A question from Yahoo! Answers:
What are some plausible ways in which the issue of Income Inequality in the US can be eliminated (to an extent)? ex. Should the tax system be altered, how so?, can this problem be solved through the negative tax, workfare, or cash transfer programs?
Historically, income inequality in the U.S. has been positively related to immigration and negatively related to inflation and the strength of the unions.
Tax system could potentially be altered to reduce the income inequality somewhat (more progressive income taxation, introduction of wealth taxes, entitlements for low-income families with children, etc.), but it any of these measures would have at least some negative consequences.
Entitlements for low-income families with children have been tried before and turned out to be an incentive to produce more (poorly reared) children rather than take better care of children families already have.

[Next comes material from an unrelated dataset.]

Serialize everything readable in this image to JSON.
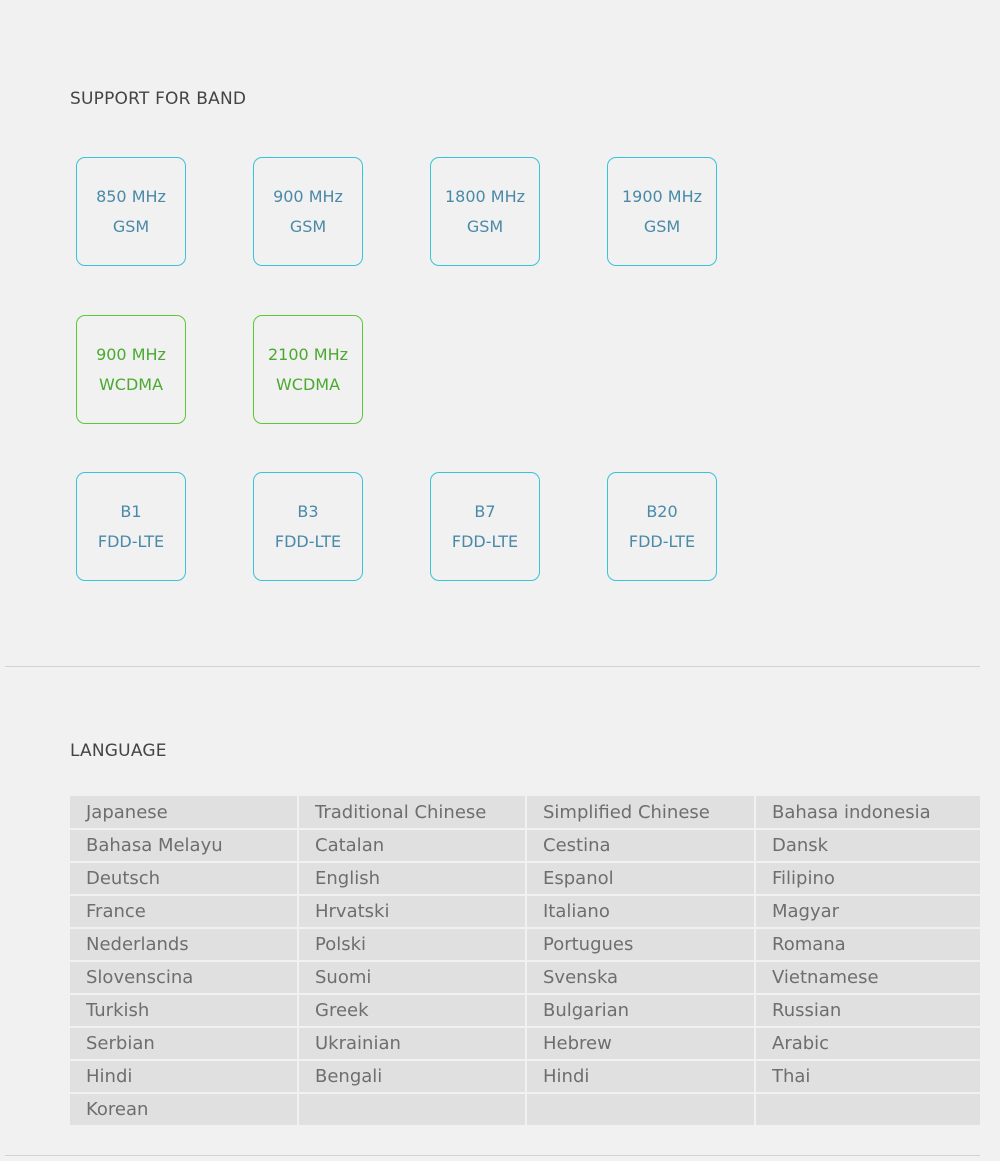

More progressive income taxation and wealth taxes would not have much of a negative short-term effect, but will lead to slower capital accumulation in the long-run. Back in 1981, Laurence Kotlikoff and Lawrence Summers published a paper (Kotlikoff, Laurence J. and Summers, Lawrence H. “The Role of Intergenerational Transfers in Aggregate Capital Accumulation,” Journal of Political Economy, Vol. 89, No. 4, (August 1981), pp. 706-732), which showed that capital accumulation happens largely through inheritance. Smaller fortunes today, therefore, could easily lead to the decrease in the number of the proverbial “good jobs” in twenty or thirty years. One can even argue that the “junk job explosion” of today is directly related to income inequality reaching its historic low in the 1970s…